In the small window of time I was granted with Bonnet, Unwritten Tales 2 was fast in showing the quality of worldbuilding, character and dialogue I could expect from the point-and-click series. There was plenty of slapstick including some bruised testicles and I can really appreciate that.
Man gets hit in the groin hasn’t lost its punch.
I’m unfamiliar with the original game and didn’t realise it would be so comedic. Our second character, Ivo, is introduced as an elven princess-in-a-tower type who’s Mother is very displeased with how fat she’s becoming. The princess is arranged to be wed to a proper prince and her mother will be damned if some excessive snacking will be the end of her plans to see her daughter married.
Ivo is tired of her sheltered life and nights spent staring at the stars through her telescope. She hungers for freedom, adventure and a chance to make stories of her own. Her mother must think she’s too fat to run away, but run away she does!
As I said, point-and-click games aren’t for everyone. The action is scripted and the player input only goes as far as some light walking while searching for clues and items to resolve puzzles in the near and distant future. Collecting sunflower seeds from a garden to distract birds or digging through a gardening shed for a bucket to transport water to a thirsty guard dog are the sorts of problems the genre provides the player.
The strength of this genre is defined by storytelling.
The Book of Unwritten Tales 2 has plenty of exploration and discovery. Investigating a small stream will prompt Ivo to describe the mighty river of the elven kingdoms and observing some red flowers will reveal that the flowers were named by elven royalty thousands of years ago.
The Book of Unwritten Tales 2 is really an interactive book aimed at fans of high fantasy and adventure novels.

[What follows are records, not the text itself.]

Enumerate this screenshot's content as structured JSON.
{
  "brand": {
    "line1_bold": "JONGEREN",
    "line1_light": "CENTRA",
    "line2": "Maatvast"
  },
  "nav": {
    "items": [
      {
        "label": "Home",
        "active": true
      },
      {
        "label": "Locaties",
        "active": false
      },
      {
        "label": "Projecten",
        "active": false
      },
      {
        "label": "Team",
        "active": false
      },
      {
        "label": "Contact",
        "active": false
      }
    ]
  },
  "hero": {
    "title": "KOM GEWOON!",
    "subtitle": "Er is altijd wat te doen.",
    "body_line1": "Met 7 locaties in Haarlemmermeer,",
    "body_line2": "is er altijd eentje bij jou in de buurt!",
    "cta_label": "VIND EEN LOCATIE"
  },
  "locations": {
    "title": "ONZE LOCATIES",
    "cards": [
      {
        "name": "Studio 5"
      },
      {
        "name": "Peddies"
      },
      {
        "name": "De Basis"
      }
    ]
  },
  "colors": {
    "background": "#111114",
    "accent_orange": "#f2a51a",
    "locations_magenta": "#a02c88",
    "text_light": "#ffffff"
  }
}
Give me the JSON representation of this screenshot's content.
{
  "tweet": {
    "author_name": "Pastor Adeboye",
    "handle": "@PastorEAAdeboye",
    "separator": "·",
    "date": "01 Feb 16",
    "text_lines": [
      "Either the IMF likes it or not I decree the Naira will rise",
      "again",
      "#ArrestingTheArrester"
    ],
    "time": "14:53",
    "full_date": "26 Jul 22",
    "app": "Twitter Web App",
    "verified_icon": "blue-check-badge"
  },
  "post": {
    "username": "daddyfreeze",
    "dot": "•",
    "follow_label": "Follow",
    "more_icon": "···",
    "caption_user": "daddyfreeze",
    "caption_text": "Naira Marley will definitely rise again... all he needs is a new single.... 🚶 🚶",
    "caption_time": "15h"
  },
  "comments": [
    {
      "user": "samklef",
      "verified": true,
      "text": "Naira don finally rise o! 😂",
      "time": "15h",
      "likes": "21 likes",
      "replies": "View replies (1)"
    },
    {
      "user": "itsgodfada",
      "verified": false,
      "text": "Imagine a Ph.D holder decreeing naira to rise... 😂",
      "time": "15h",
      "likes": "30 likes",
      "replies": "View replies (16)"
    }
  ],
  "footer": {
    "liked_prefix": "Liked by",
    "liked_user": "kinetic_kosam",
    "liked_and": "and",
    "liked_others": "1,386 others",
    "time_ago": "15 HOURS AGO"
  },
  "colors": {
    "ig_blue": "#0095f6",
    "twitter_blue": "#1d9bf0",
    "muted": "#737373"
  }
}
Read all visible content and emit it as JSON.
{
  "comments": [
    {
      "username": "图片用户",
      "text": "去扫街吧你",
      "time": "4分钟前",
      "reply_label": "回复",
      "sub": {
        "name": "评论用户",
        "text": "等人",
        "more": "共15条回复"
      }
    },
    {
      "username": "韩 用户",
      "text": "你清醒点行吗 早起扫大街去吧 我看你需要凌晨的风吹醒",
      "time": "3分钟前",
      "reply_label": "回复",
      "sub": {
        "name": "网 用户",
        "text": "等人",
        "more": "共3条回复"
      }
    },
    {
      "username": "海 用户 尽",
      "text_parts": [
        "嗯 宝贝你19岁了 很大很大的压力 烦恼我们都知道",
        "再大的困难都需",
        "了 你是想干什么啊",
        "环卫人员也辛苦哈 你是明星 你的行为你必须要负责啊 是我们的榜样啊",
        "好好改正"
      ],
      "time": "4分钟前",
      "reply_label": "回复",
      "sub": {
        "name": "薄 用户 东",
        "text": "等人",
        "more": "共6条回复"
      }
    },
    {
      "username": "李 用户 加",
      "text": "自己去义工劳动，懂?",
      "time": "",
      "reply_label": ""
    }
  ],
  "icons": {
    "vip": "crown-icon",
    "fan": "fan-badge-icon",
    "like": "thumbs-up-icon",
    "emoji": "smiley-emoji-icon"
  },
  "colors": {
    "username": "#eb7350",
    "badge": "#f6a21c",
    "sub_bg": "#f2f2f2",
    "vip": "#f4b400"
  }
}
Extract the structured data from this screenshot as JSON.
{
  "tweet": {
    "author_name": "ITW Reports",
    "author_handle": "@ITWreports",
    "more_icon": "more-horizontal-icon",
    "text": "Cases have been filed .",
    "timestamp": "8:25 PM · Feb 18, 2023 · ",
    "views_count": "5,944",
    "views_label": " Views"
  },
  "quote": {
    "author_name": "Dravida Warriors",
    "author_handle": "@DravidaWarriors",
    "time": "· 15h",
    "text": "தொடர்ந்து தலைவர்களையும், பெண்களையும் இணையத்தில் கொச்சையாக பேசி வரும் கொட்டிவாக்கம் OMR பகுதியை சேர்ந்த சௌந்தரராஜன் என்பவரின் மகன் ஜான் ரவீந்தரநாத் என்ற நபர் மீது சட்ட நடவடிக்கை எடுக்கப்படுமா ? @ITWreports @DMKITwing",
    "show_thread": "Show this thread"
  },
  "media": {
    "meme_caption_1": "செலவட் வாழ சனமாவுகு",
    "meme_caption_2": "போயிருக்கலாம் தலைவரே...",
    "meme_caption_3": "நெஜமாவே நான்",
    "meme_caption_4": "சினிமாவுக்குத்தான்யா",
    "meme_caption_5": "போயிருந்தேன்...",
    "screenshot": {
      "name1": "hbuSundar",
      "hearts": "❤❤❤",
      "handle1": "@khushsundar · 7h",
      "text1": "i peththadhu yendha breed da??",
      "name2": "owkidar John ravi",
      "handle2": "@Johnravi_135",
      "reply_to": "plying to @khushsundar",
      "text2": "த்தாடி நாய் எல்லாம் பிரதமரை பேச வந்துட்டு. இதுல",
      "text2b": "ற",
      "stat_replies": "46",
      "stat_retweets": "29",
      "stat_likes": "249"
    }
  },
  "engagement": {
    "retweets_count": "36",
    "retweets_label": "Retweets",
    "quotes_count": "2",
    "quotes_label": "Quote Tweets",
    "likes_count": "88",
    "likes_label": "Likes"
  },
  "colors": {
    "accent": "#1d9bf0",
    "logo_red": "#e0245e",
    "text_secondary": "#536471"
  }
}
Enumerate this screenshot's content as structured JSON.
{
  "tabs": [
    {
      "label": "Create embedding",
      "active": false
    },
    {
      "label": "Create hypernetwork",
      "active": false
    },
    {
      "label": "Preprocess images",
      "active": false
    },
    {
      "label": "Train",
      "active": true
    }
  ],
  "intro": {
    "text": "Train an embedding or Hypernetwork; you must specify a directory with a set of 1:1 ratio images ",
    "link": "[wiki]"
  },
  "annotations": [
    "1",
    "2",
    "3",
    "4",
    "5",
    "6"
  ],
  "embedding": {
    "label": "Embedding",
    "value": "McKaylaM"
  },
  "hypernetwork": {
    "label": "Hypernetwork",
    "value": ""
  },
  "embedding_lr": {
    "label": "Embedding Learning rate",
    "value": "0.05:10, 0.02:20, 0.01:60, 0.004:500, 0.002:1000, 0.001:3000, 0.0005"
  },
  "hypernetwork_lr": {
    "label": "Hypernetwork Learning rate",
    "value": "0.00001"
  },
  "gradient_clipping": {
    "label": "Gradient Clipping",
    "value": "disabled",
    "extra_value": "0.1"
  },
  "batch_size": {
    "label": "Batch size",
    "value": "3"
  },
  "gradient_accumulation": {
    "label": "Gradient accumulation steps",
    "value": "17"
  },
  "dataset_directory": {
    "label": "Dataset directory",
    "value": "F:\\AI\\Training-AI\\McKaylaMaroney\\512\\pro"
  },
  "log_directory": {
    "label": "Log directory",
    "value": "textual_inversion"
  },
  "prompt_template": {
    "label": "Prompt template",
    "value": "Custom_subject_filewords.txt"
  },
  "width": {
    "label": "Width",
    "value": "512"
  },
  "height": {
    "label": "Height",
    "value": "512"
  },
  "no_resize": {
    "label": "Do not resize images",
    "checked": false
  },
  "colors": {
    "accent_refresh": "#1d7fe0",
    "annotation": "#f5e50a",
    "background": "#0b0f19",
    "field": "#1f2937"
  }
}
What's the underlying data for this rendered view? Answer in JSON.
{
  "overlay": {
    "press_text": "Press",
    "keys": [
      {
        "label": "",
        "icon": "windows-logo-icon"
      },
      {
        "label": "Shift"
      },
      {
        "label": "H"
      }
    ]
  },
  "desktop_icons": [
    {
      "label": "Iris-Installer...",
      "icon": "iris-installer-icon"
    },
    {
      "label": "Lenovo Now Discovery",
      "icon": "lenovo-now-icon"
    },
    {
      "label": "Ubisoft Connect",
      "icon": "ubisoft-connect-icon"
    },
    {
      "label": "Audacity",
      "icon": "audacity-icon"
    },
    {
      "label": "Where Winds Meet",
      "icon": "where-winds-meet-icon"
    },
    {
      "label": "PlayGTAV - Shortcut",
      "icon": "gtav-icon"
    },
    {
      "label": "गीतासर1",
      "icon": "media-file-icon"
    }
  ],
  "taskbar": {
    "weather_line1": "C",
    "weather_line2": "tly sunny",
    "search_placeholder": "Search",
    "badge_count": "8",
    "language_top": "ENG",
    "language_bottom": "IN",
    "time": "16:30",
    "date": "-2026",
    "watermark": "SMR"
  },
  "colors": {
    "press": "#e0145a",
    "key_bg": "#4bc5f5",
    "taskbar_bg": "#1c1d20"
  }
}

I love these kinds of books so learning of the little details of Elfburrow and the relationships between the members of the monarchy has been a nice way to unwind after hours of competitive shooters.
Controlling your character is easy. Tilting of the left stick will get you around the levels with no worries. It’s simple to find or select the interactive elements of an area. Where prompts are dense in proximity the right analog stick lets the player swap between the available options and if you can’t find anything worth clicking on, tapping X will reveal all the available points of action.
I mostly appreciated the studios choice to have colour specific text for the characters. Using a black outline on text and positioning the text near the speaker makes it easy to distinguish the origin of the dialogue. However, using magenta is a rude option. That’s not great reading for the main character with buckets of text to work through.
Also, DON’T REVEAL THE ENTIRETY OF THE TEXT AS A CHARACTER BEGINS SPEAKING.
The voice acting in this game is very good. Not Ron Pearlman or Andy Serkis good but its definitely worth listening to. I don’t want to listen to anybody repeat something I read 3 seconds ago even one time. I certainly don’t intend to listen to someone talk on a delay to my reading for the duration of a thirty-hour game.
Read Only Memories: 2064 is another point and click I’ve been reviewing and the text is timed to reveal as the characters speak. This is necessary for a high-quality story-driven title if there is going to be a lot of text-based interaction.
If someone knows a better way to do it, I’m very interested. However, as I see it, leave these big walls of text and slow, delayed speech in the past.
It’s just no good.
The Book of Unwritten Tales 2 was reviewed on Switch using a digital code provided by the publisher.
Game title: The Book of Unwritten Tales 2
High-fantasy Hijinks - 8/10
Crushed nuts - 8/10
Skippable Text Walls - 4/10
Highly Interactive Environments - 7/10